[Plaintiff] is incorrect. A lay jury is not able to call on “their own life experiences” to determine the adequacy of a drug label. Where the injury involves obscure medical factors which are beyond an ordinary lay person’s knowledge, necessitating speculation in making a finding, there must be expert testimony that the defendant’s conduct probably caused the injury. . . . A lay jury would not be able to determine by calling upon “their own life experiences” and would be speculating in making findings about the adequacy of the [drug’s] warning label, which warned extensively about [the risk].

Slip op. at 36-37 (footnote omitted). See Id. at 37 (plaintiff must have expert testimony “on what ‘a more adequate label’ would contain”) (footnote omitted).

And in Gentile still more – enough that, in our opinion, Gentile is the best trial court opinion ever to emerge from a Massachusetts trial court in a drug or medical device case.
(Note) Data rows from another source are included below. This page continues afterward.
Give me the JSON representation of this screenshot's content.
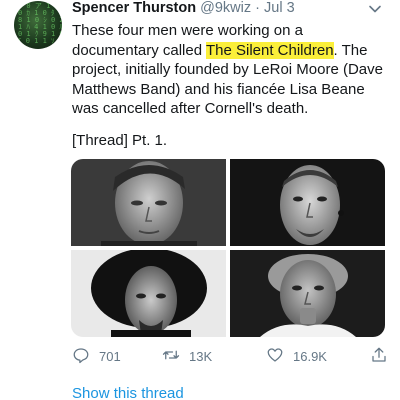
{
  "tweet": {
    "display_name": "Spencer Thurston",
    "handle": "@9kwiz",
    "separator": "·",
    "date": "Jul 3",
    "text_before": "These four men were working on a documentary called ",
    "text_highlight": "The Silent Children",
    "text_after": ". The project, initially founded by LeRoi Moore (Dave Matthews Band) and his fiancée Lisa Beane was cancelled after Cornell's death.",
    "thread_label": "[Thread] Pt. 1.",
    "highlight_color": "#fbef3a"
  },
  "actions": {
    "replies": "701",
    "retweets": "13K",
    "likes": "16.9K"
  },
  "show_thread": "Show this thread",
  "icons": {
    "reply": "reply-icon",
    "retweet": "retweet-icon",
    "like": "heart-icon",
    "share": "share-icon",
    "menu": "chevron-down-icon"
  },
  "colors": {
    "secondary_text": "#657786",
    "link": "#1b95e0"
  }
}
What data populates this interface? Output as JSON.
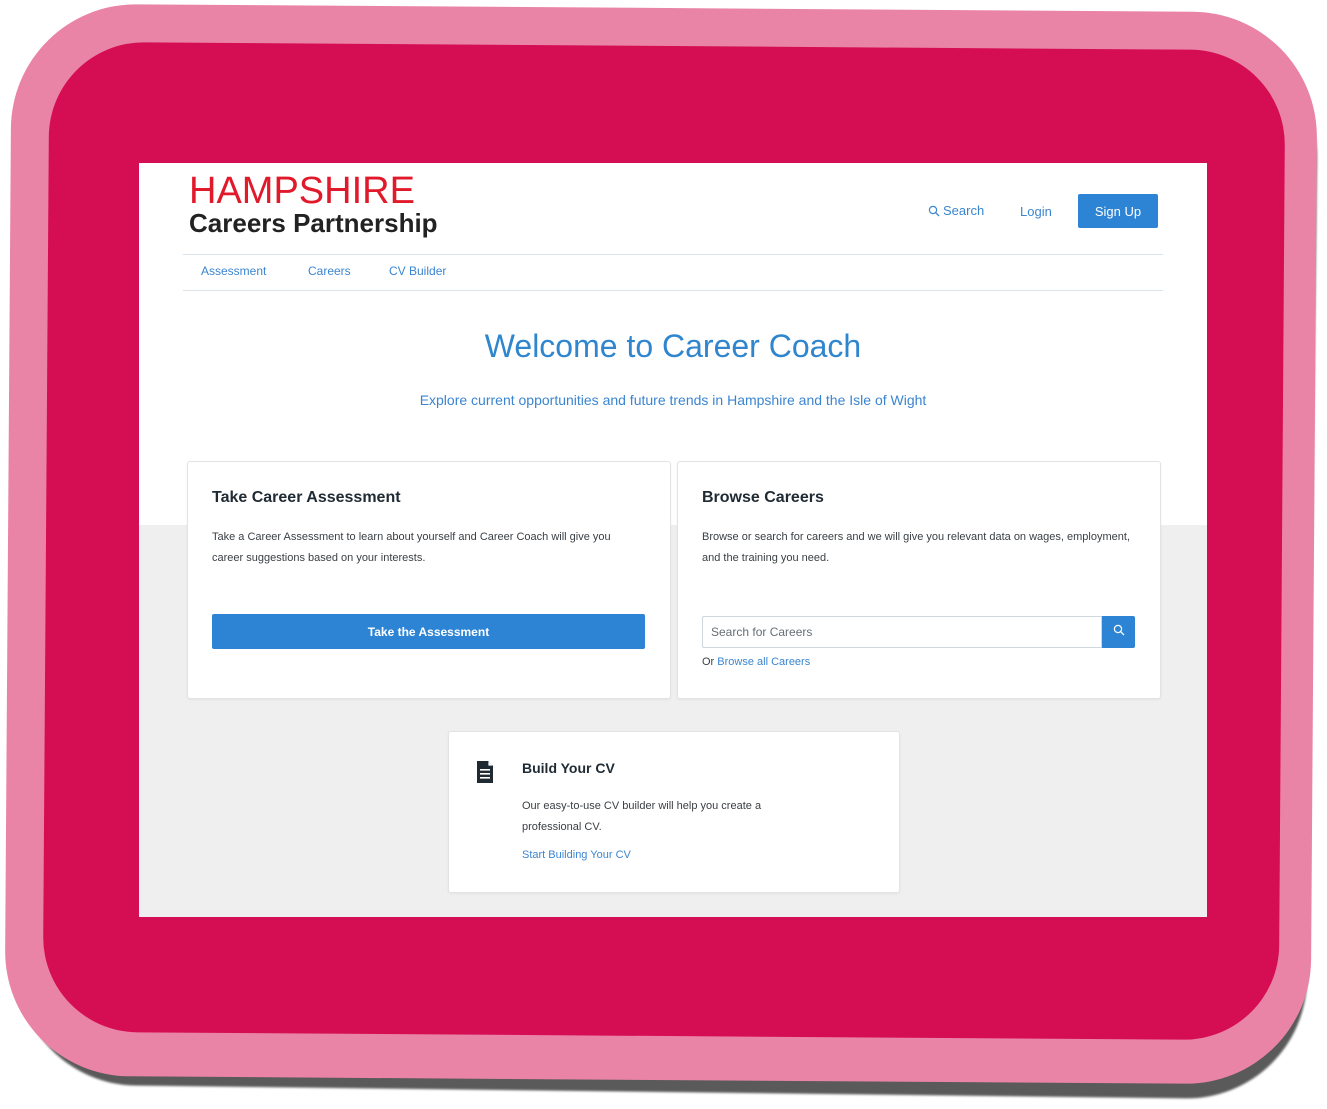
{
  "logo": {
    "line1": "HAMPSHIRE",
    "line2": "Careers Partnership"
  },
  "header": {
    "search_label": "Search",
    "login_label": "Login",
    "signup_label": "Sign Up"
  },
  "nav": {
    "items": [
      {
        "label": "Assessment"
      },
      {
        "label": "Careers"
      },
      {
        "label": "CV Builder"
      }
    ]
  },
  "hero": {
    "title": "Welcome to Career Coach",
    "subtitle": "Explore current opportunities and future trends in Hampshire and the Isle of Wight"
  },
  "assessment_card": {
    "title": "Take Career Assessment",
    "text": "Take a Career Assessment to learn about yourself and Career Coach will give you career suggestions based on your interests.",
    "button_label": "Take the Assessment"
  },
  "browse_card": {
    "title": "Browse Careers",
    "text": "Browse or search for careers and we will give you relevant data on wages, employment, and the training you need.",
    "search_placeholder": "Search for Careers",
    "or_label": "Or",
    "browse_all_label": "Browse all Careers"
  },
  "cv_card": {
    "title": "Build Your CV",
    "text": "Our easy-to-use CV builder will help you create a professional CV.",
    "link_label": "Start Building Your CV"
  },
  "colors": {
    "frame_outer": "#ea84a6",
    "frame_inner": "#d50d53",
    "brand_red": "#e01a2a",
    "accent_blue": "#2e84d4",
    "link_blue": "#3b85d0"
  },
  "icons": {
    "search": "search-icon",
    "document": "document-icon"
  }
}
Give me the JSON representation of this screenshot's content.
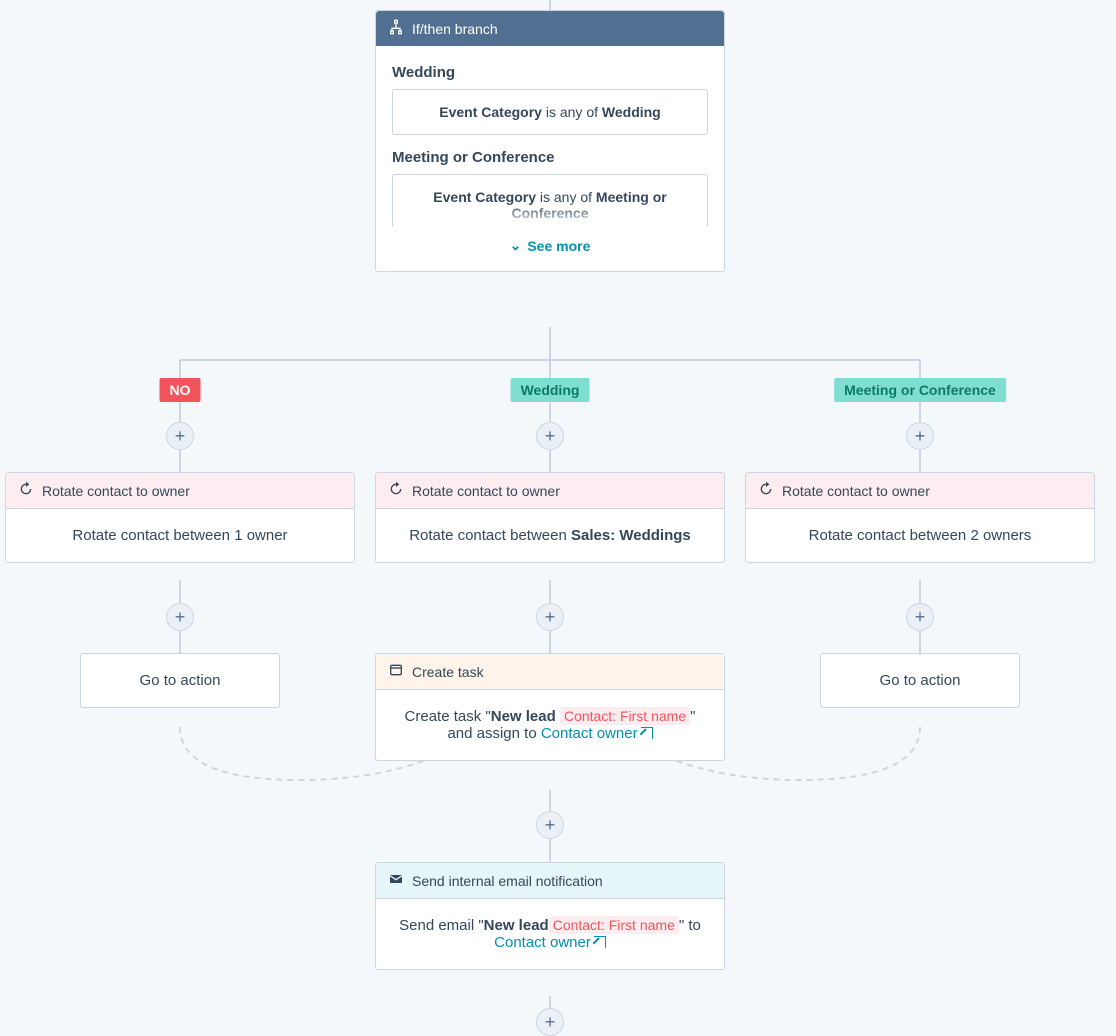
{
  "ifthen": {
    "title": "If/then branch",
    "conditions": [
      {
        "label": "Wedding",
        "prop": "Event Category",
        "op": " is any of ",
        "val": "Wedding"
      },
      {
        "label": "Meeting or Conference",
        "prop": "Event Category",
        "op": " is any of ",
        "val": "Meeting or Conference"
      }
    ],
    "see_more": "See more"
  },
  "branches": {
    "no": {
      "label": "NO"
    },
    "wedding": {
      "label": "Wedding"
    },
    "conf": {
      "label": "Meeting or Conference"
    }
  },
  "rotate": {
    "title": "Rotate contact to owner",
    "no_body": "Rotate contact between 1 owner",
    "wed_body_pre": "Rotate contact between ",
    "wed_body_bold": "Sales: Weddings",
    "conf_body": "Rotate contact between 2 owners"
  },
  "goto_label": "Go to action",
  "task": {
    "title": "Create task",
    "pre": "Create task \"",
    "bold": "New lead ",
    "token": "Contact: First name",
    "post_quote": "\"",
    "assign_pre": " and assign to ",
    "owner": "Contact owner"
  },
  "email": {
    "title": "Send internal email notification",
    "pre": "Send email \"",
    "bold": "New lead",
    "token": "Contact: First name",
    "post": "\" to",
    "owner": "Contact owner"
  }
}
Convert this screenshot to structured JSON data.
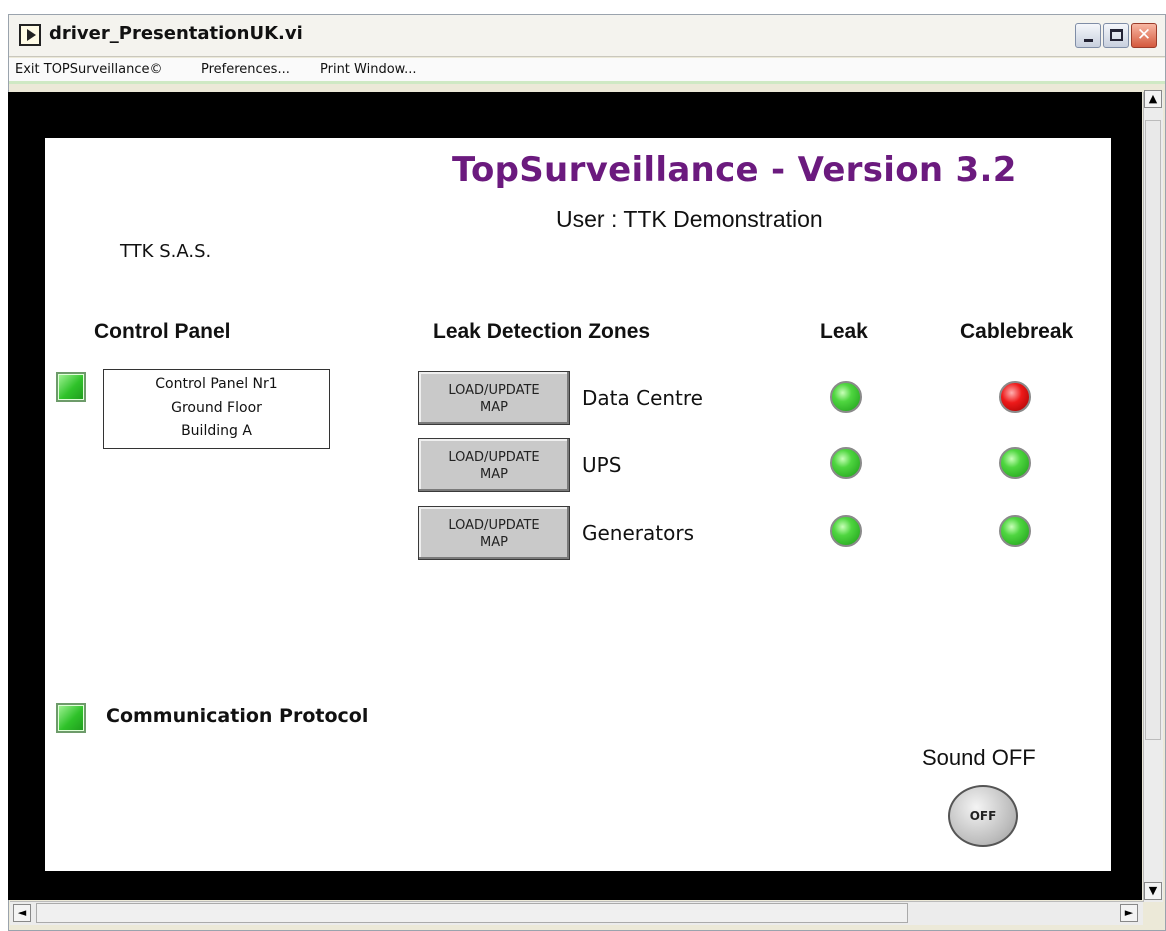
{
  "window": {
    "title": "driver_PresentationUK.vi"
  },
  "menu": {
    "items": [
      {
        "label": "Exit TOPSurveillance©"
      },
      {
        "label": "Preferences..."
      },
      {
        "label": "Print Window..."
      }
    ]
  },
  "panel": {
    "title": "TopSurveillance - Version 3.2",
    "user": "User :  TTK Demonstration",
    "company": "TTK S.A.S."
  },
  "headers": {
    "control_panel": "Control Panel",
    "zones": "Leak Detection Zones",
    "leak": "Leak",
    "cablebreak": "Cablebreak"
  },
  "control_panel": {
    "lines": [
      "Control Panel Nr1",
      "Ground Floor",
      "Building A"
    ],
    "status": "green"
  },
  "zones": [
    {
      "button_line1": "LOAD/UPDATE",
      "button_line2": "MAP",
      "name": "Data Centre",
      "leak": "green",
      "cablebreak": "red"
    },
    {
      "button_line1": "LOAD/UPDATE",
      "button_line2": "MAP",
      "name": "UPS",
      "leak": "green",
      "cablebreak": "green"
    },
    {
      "button_line1": "LOAD/UPDATE",
      "button_line2": "MAP",
      "name": "Generators",
      "leak": "green",
      "cablebreak": "green"
    }
  ],
  "communication": {
    "label": "Communication Protocol",
    "status": "green"
  },
  "sound": {
    "label": "Sound OFF",
    "button": "OFF"
  },
  "scroll": {
    "up": "▲",
    "down": "▼",
    "left": "◄",
    "right": "►"
  }
}
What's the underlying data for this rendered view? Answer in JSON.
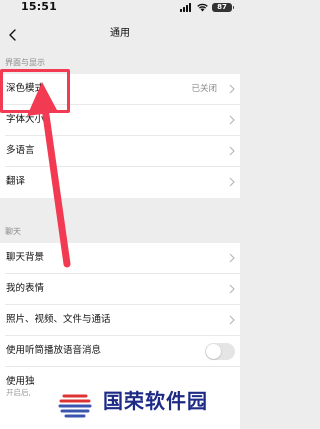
{
  "status_bar": {
    "time": "15:51",
    "battery": "87"
  },
  "nav": {
    "title": "通用"
  },
  "sections": {
    "display": {
      "header": "界面与显示",
      "dark_mode": {
        "label": "深色模式",
        "value": "已关闭"
      },
      "font_size": {
        "label": "字体大小"
      },
      "language": {
        "label": "多语言"
      },
      "translate": {
        "label": "翻译"
      }
    },
    "chat": {
      "header": "聊天",
      "background": {
        "label": "聊天背景"
      },
      "stickers": {
        "label": "我的表情"
      },
      "media": {
        "label": "照片、视频、文件与通话"
      },
      "earpiece": {
        "label": "使用听筒播放语音消息",
        "enabled": false
      },
      "partial": {
        "label": "使用独",
        "sub": "开启后,"
      }
    }
  },
  "watermark": {
    "text": "国荣软件园"
  },
  "colors": {
    "annotation": "#f23a52",
    "watermark_text": "#1d2b86"
  }
}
Specifically:

  • Warning causation: The plaintiff’s attempted nit-picking of the warnings in Gentile also failed because the prescribing surgeon’s decision “would not have changed” with the additional information. 2016 WL 4128159, at *7.
  • Good Samaritan liability: “[P]laintiff cannot prove defendants voluntarily assumed a duty to warn [the decedent] by providing her with information directly, and not through her doctor.” Id. at *8.
  • Design defect/comment k: “New York does not recognize a design defect theory of liability for prescription medicines” because a drug with adequate warnings is “not defective.” Id.
  • Mensing-style preemption for innovator drugs: All warning claims against the distributor defendant were preempted because it was impossible for the distributor to alter drug warnings because it was not the holder of the FDA new drug application. Id. at *9 (another company “is the holder of the original, approved application for [the drug]. Consequently, [the distributor] could not have sought modifications of the label”).

Innovator drug preemption (2 kinds), warning adequacy as a matter of law, learned intermediary rule-based expert requirements, warning causation, design defect, and assumed duty – that’s a bunch of significant rulings. We’ll certainly be watching out for similar cases coming down the pike in the future, but given the thankfully rare nature of the risk involved, there probably won’t be that many.